In Australia, there’s a wide range of patent opportunities
There are many common misconceptions about patenting goods in Australia today. People have a way of misunderstanding even the most basic facts – what items you can patent, what you can't and why. For example, some are under the impression that patents are only applicable to retail goods such as electronics, toys and clothing and accessories; in reality, the definition is much broader.
It's good to expand your mind and consider all the ways a patent could benefit you.
Some products are patentable not because they're being sold in stores every day, but more because they're relevant behind the scenes. For example, what if you've come out with a new design for a piece of equipment to be used in science labs or other academic settings? You might need a patent for this too.
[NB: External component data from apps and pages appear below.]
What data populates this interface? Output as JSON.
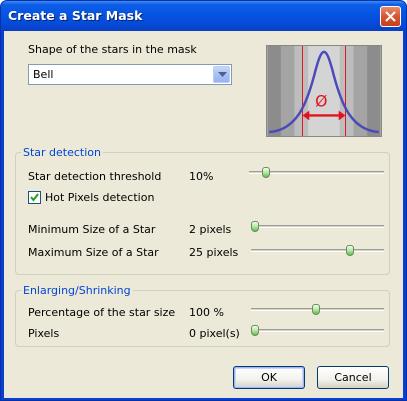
{
  "window": {
    "title": "Create a Star Mask"
  },
  "shape": {
    "label": "Shape of the stars in the mask",
    "selected": "Bell",
    "preview_symbol": "Ø"
  },
  "star_detection": {
    "title": "Star detection",
    "threshold": {
      "label": "Star detection threshold",
      "value": "10%",
      "fraction": 0.1
    },
    "hot_pixels": {
      "label": "Hot Pixels detection",
      "checked": true
    },
    "min_size": {
      "label": "Minimum Size of a Star",
      "value": "2 pixels",
      "fraction": 0.0
    },
    "max_size": {
      "label": "Maximum Size of a Star",
      "value": "25 pixels",
      "fraction": 0.76
    }
  },
  "enlarging": {
    "title": "Enlarging/Shrinking",
    "percentage": {
      "label": "Percentage of the star size",
      "value": "100 %",
      "fraction": 0.49
    },
    "pixels": {
      "label": "Pixels",
      "value": "0 pixel(s)",
      "fraction": 0.0
    }
  },
  "buttons": {
    "ok": "OK",
    "cancel": "Cancel"
  },
  "colors": {
    "group_title": "#0046d5",
    "curve": "#4a4ab8",
    "marker": "#e0141e"
  }
}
It's good to expand your mind and consider all the ways a patent could benefit you.
Lots of things can be patented in Australia
When you take a closer look at patent law in Australia, it becomes clear that patenting isn't just for mainstream goods that people can buy in stores. According to the Australian Law Reform Commission, there are also provisions in place for patenting genetic materials and technologies. If you have a new product in this industry that hasn't yet been patented, the time might be right to secure control of your IP now.
The Australian patent rules have a separate section devoted to the "useful arts" rather than the "fine arts." Any scientific or technological product deemed to provide users with a "material advantage" is a prime candidate for a patent today.
Is a patent the right decision for you?
Of course, just because a patent is possible for you under intellectual property law in Australia doesn't necessarily mean that getting one is a good idea. IP Australia cautions that before you get a patent, you should have a clear plan in place for commercialising your product. This way, you can be assured to make enough money that a patent is worth it.
Applying for a patent is not free. The registration process costs money, and filling out all that paperwork is an investment of your time and money. If what you stand to gain commercially outweighs that investment, then by all means, pursue a patent.
Get the full range of IP protection services
If and when you decide to protect your IP – be it scientific, technological or otherwise – you'll need a lawyer. That's why it makes sense to turn to Alder IP, as we have a staff of patent lawyers in Sydney who can provide a full suite of services involving patents, copyrights, trade marks, design protections and more.
To get a patent, or just to hear some useful advice about the process in general, get in touch with our team today. We'll be ready with whatever guidance you may need.